In terms of the IaaS market, success in this area will remain to be seen. Although Oracle has the potential to put considerable weight behind any move in this market, it is going to be playing catch up with some noteworthy players, who have cash themselves. Whether Oracle has the ability to catch the likes of AWS, Microsoft Azure and Google, as well as the smaller players in the market, remains to be see, though its success in the SaaS and PaaS markets does show some promise.

Leadership restructure has little impact as VMWare reports 5% growth

VMWare campus logoVMWare has reported healthy growth during its Q1 earnings call despite disruptions in the management team over the period.

Revenues for the first quarter were reported at $1.59 billion, an increase of 5% in comparison to the same period in 2015, though license revenues saw a drop of 1% to $572 million. The company now expects second-quarter revenue of $1.66 billion to $1.71 billion, compared with analysts’ average estimate of $1.66 billion.

“Q1 was a good start to 2016, both for results and against our strategic goal of building momentum for our newer growth businesses and in the cloud,” said Patrick Gelsinger, CEO at VMWare. “Our results were in line with our expectations for the period and support our outlook for the full year.”

Over the course of the period, there may have been concerns surrounding changes in the leadership team, and how a restructure would impact the performance of the business on the whole. Carl Eschenbach announced last month he would be leaving his post as VMWare President and COO to join venture capital firm Sequoia Capital as a Partner. CFO Jonathan Chadwick also left the business in January.

Eschenbach joined the firm in 2002 as VP of Sales, was appointed as co-President and COO in 2011 and eventually as the stand-alone President in 2012. During Eschenbach’s time at VMWare, revenues grew from $31 million in 2002, to more than $6 billion in 2015. The changes in leadership would not have appeared to have stifled the company’s performance, as its cloud business units performed healthily over the first quarter.

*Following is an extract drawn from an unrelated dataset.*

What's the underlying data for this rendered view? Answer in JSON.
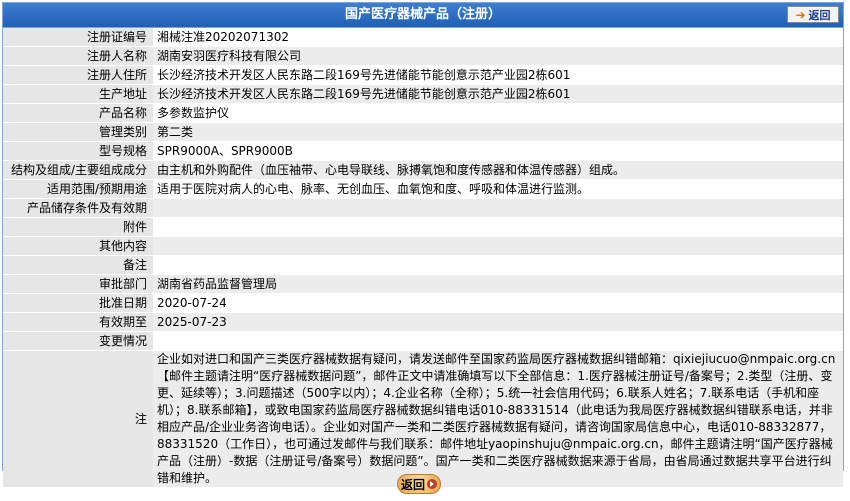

“We think on the executive side, it really is the combination of being able to attract new players than – I mentioned Rajiv (Rajiv Ramaswami, GM, Networking and Security) we brought in a leader for China, Bernard (Bernard Kwok, Greater China President); we’ve been able to continue to attract talent,” said Gelsinger. “We’ve also had commented on our very strong bench, and – like Maurizio (Maurizio Carli, VP Worldwide Sales), we had brought him over from Europe a year plus ago to prepare for this eventuality, and so we had been grooming and preparing for these transitions.”

The company also reported healthy growth for its cloud business unit, including NSX, VSAN, End-User Computing and vCloud Air Network. The company highlighted standalone vSphere license bookings were less than 35% of total bookings, a figure which was more than 50% two years ago. The team claim this reduction demonstrates the product offering has been successfully diversified.

“Turning to hybrid cloud. Total bookings for vCloud Air Network grew over 25% year-over-year,” said Zane Rowe, CFO at VMWare. “We see significant interest from cloud and service providers around the world wanting to utilize our hybrid cloud technologies. For example, as Pat mentioned earlier, IBM will be delivering a complete SDDC offering based on VMware’s technologies across their expanded footprint of cloud data centres worldwide. vCloud Air also performed well in Q1 with large enterprise customer adoption.”

In terms of long-term strategy, Gelsinger outlined a three-point plan to facilitate VMWare’s growth in the cloud market segment. Firstly, the business will consolidate its position in the private cloud space, a segment which it describes as the ‘foundation of our business’. Secondly, through the vCloud Air service and vCloud Air Network, the company aims to encourage its customers extend their private cloud into the public cloud. And finally, connecting, managing and securing end points across a range of public clouds, including Amazon Web Services and Microsoft Azure.